** RECORDS FOR THIS TASK follows **

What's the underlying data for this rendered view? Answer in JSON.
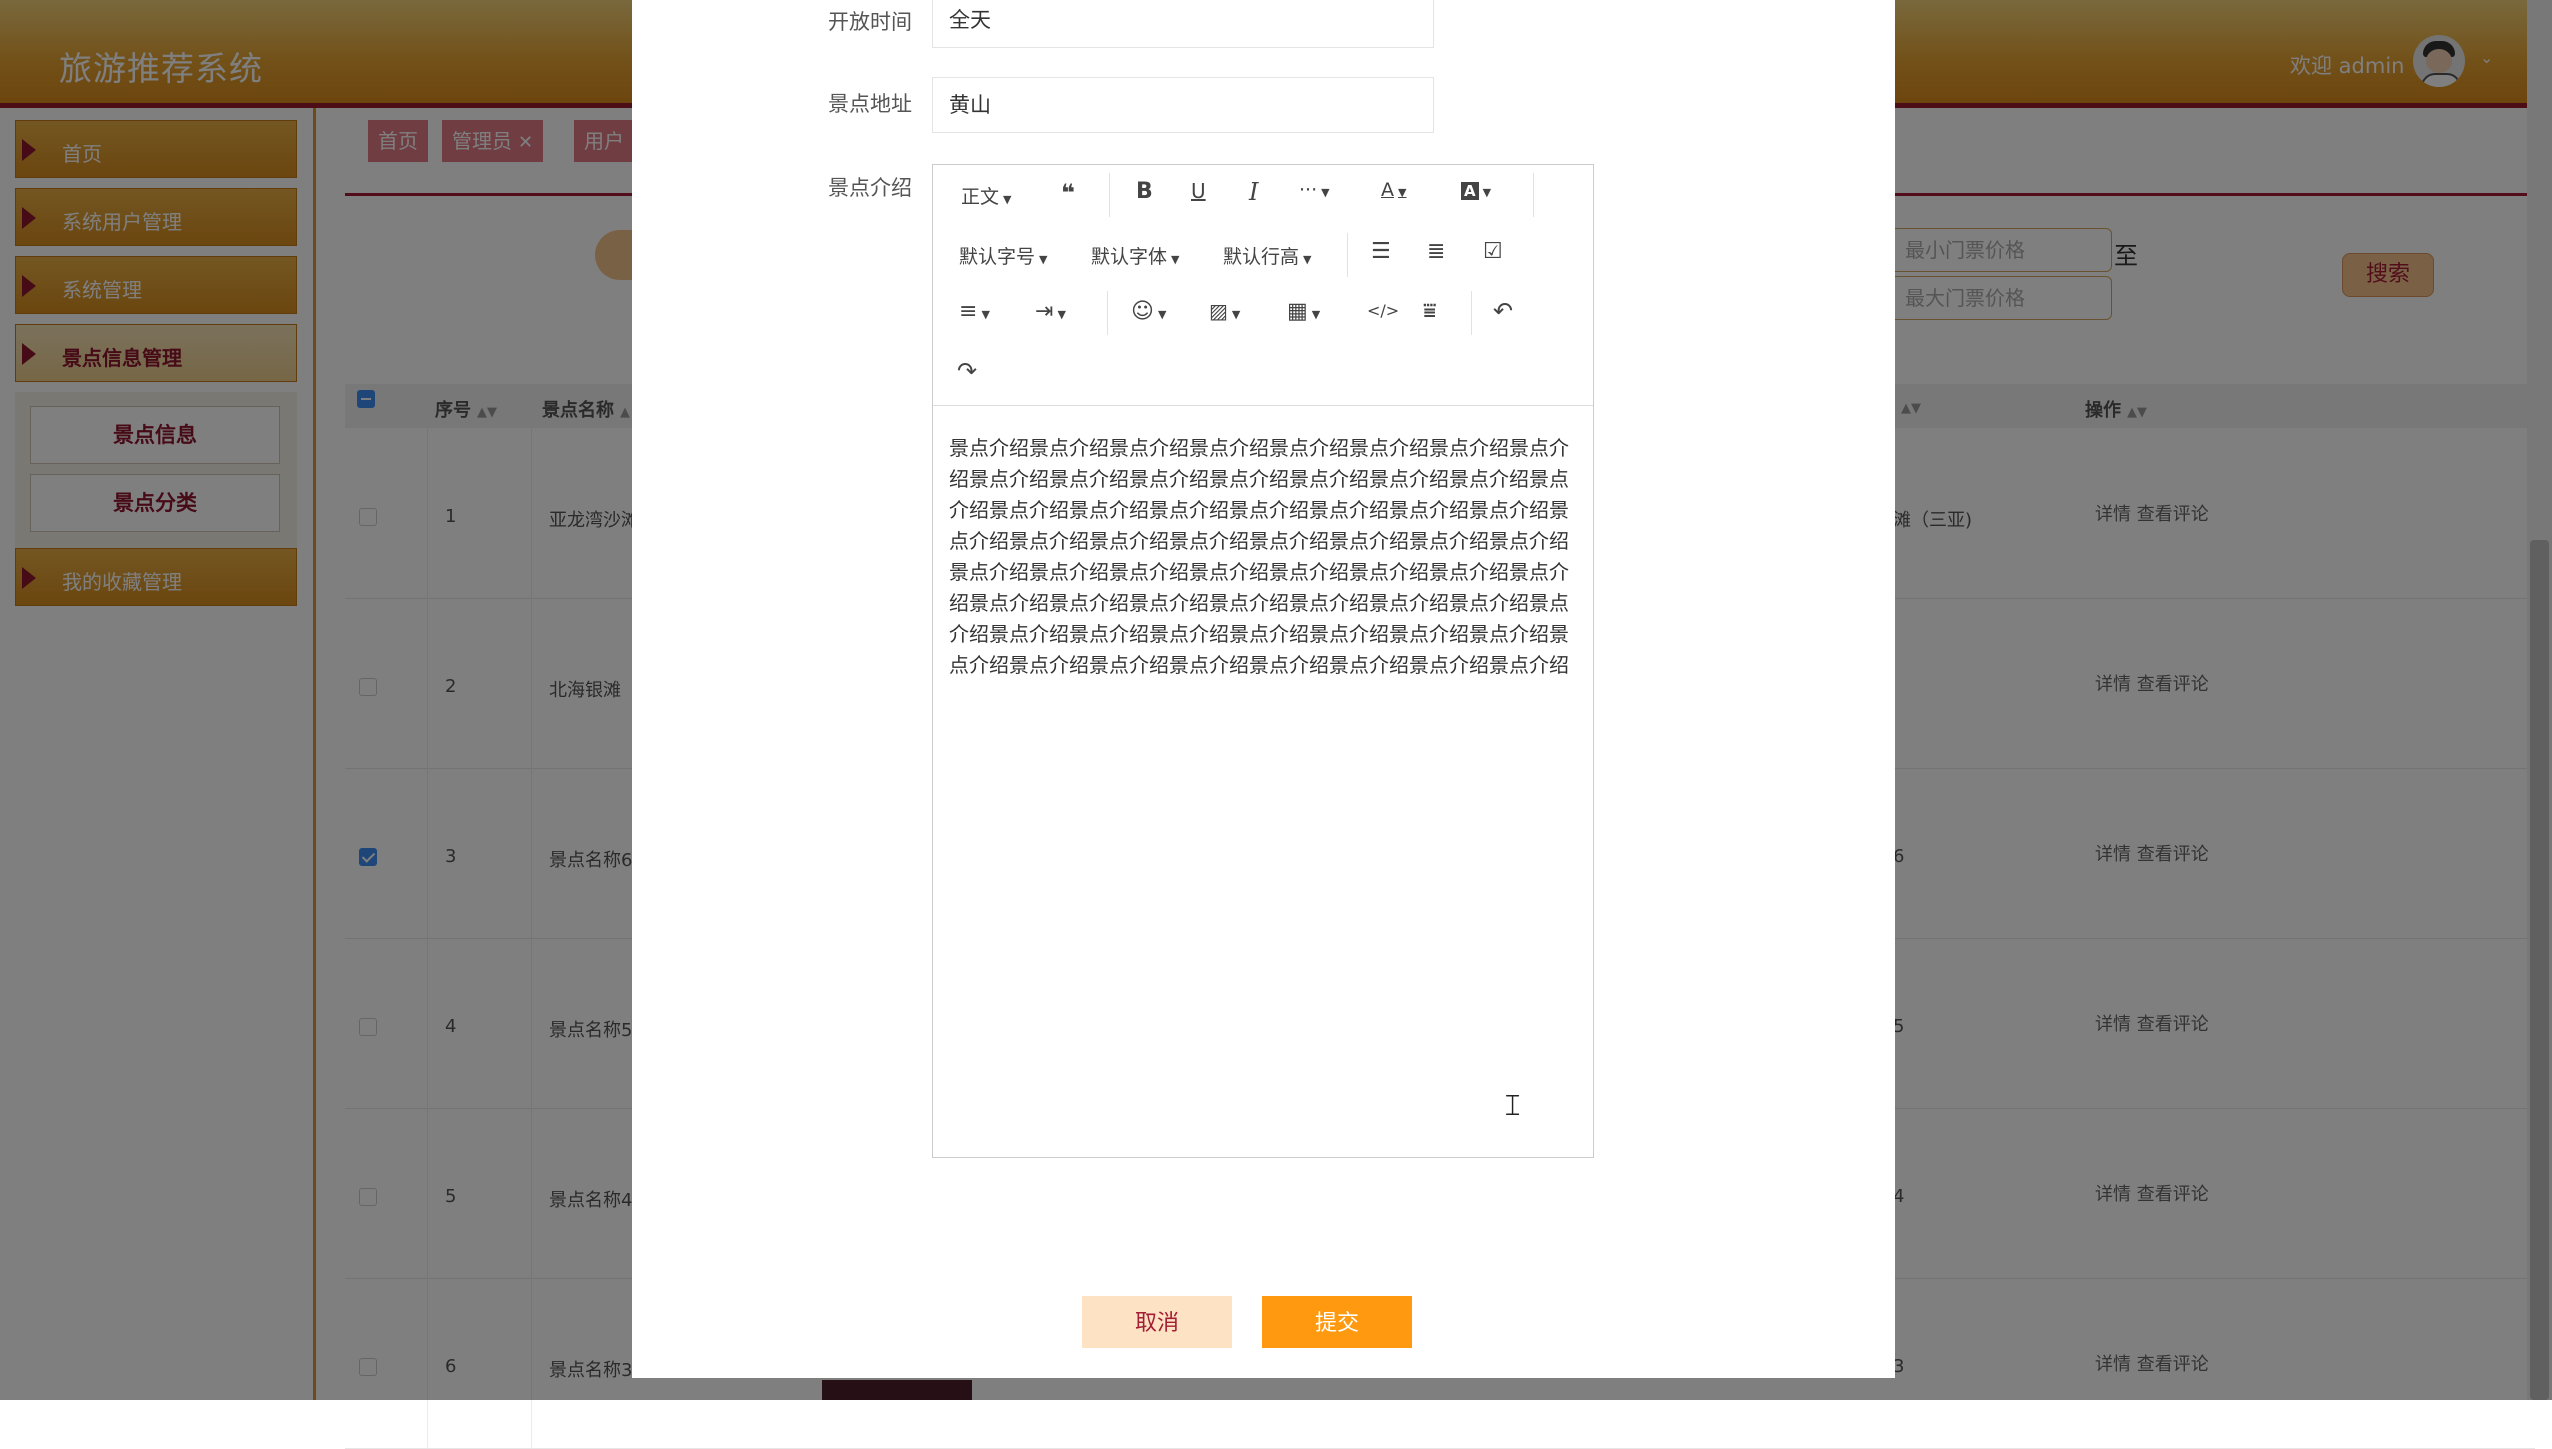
{
  "app": {
    "title": "旅游推荐系统",
    "welcome": "欢迎 admin"
  },
  "sidebar": {
    "items": [
      {
        "label": "首页"
      },
      {
        "label": "系统用户管理"
      },
      {
        "label": "系统管理"
      },
      {
        "label": "景点信息管理"
      },
      {
        "label": "我的收藏管理"
      }
    ],
    "sub_items": [
      {
        "label": "景点信息"
      },
      {
        "label": "景点分类"
      }
    ]
  },
  "tabs": [
    {
      "label": "首页"
    },
    {
      "label": "管理员"
    },
    {
      "label": "用户"
    }
  ],
  "search": {
    "min_price_placeholder": "最小门票价格",
    "max_price_placeholder": "最大门票价格",
    "to_label": "至",
    "button_label": "搜索"
  },
  "table": {
    "headers": {
      "index": "序号",
      "name": "景点名称",
      "ops": "操作"
    },
    "rows": [
      {
        "index": "1",
        "name": "亚龙湾沙滩",
        "right": "滩（三亚)",
        "checked": false
      },
      {
        "index": "2",
        "name": "北海银滩",
        "right": "",
        "checked": false
      },
      {
        "index": "3",
        "name": "景点名称6",
        "right": "6",
        "checked": true
      },
      {
        "index": "4",
        "name": "景点名称5",
        "right": "5",
        "checked": false
      },
      {
        "index": "5",
        "name": "景点名称4",
        "right": "4",
        "checked": false
      },
      {
        "index": "6",
        "name": "景点名称3",
        "right": "3",
        "checked": false
      }
    ],
    "op_detail": "详情",
    "op_comments": "查看评论"
  },
  "dialog": {
    "fields": {
      "open_time_label": "开放时间",
      "open_time_value": "全天",
      "address_label": "景点地址",
      "address_value": "黄山",
      "intro_label": "景点介绍"
    },
    "editor": {
      "toolbar": {
        "paragraph": "正文",
        "font_size": "默认字号",
        "font_family": "默认字体",
        "line_height": "默认行高"
      },
      "content": "景点介绍景点介绍景点介绍景点介绍景点介绍景点介绍景点介绍景点介绍景点介绍景点介绍景点介绍景点介绍景点介绍景点介绍景点介绍景点介绍景点介绍景点介绍景点介绍景点介绍景点介绍景点介绍景点介绍景点介绍景点介绍景点介绍景点介绍景点介绍景点介绍景点介绍景点介绍景点介绍景点介绍景点介绍景点介绍景点介绍景点介绍景点介绍景点介绍景点介绍景点介绍景点介绍景点介绍景点介绍景点介绍景点介绍景点介绍景点介绍景点介绍景点介绍景点介绍景点介绍景点介绍景点介绍景点介绍景点介绍景点介绍景点介绍景点介绍景点介绍景点介绍景点介绍"
    },
    "cancel_label": "取消",
    "submit_label": "提交"
  },
  "colors": {
    "brand_orange": "#ff9910",
    "brand_maroon": "#a31d34",
    "cancel_bg": "#fde2c4"
  }
}
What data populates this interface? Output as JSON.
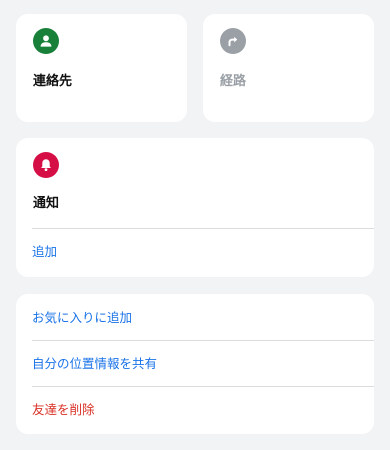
{
  "tiles": {
    "contact": {
      "label": "連絡先",
      "icon": "person-icon",
      "icon_color": "#188038"
    },
    "directions": {
      "label": "経路",
      "icon": "directions-icon",
      "icon_color": "#9aa0a6"
    }
  },
  "notification": {
    "label": "通知",
    "icon": "bell-icon",
    "icon_color": "#d50f46",
    "add_label": "追加"
  },
  "actions": {
    "favorite": "お気に入りに追加",
    "share_location": "自分の位置情報を共有",
    "remove_friend": "友達を削除"
  },
  "colors": {
    "background": "#f1f3f5",
    "link_blue": "#1a73e8",
    "destructive_red": "#d93025",
    "label_black": "#111111",
    "label_gray": "#9aa0a6"
  }
}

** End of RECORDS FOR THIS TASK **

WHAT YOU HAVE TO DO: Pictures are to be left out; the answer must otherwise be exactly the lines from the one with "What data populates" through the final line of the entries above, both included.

EXPECTED ANSWER:
What data populates this interface? Output as JSON.
{
  "tiles": {
    "contact": {
      "label": "連絡先",
      "icon": "person-icon",
      "icon_color": "#188038"
    },
    "directions": {
      "label": "経路",
      "icon": "directions-icon",
      "icon_color": "#9aa0a6"
    }
  },
  "notification": {
    "label": "通知",
    "icon": "bell-icon",
    "icon_color": "#d50f46",
    "add_label": "追加"
  },
  "actions": {
    "favorite": "お気に入りに追加",
    "share_location": "自分の位置情報を共有",
    "remove_friend": "友達を削除"
  },
  "colors": {
    "background": "#f1f3f5",
    "link_blue": "#1a73e8",
    "destructive_red": "#d93025",
    "label_black": "#111111",
    "label_gray": "#9aa0a6"
  }
}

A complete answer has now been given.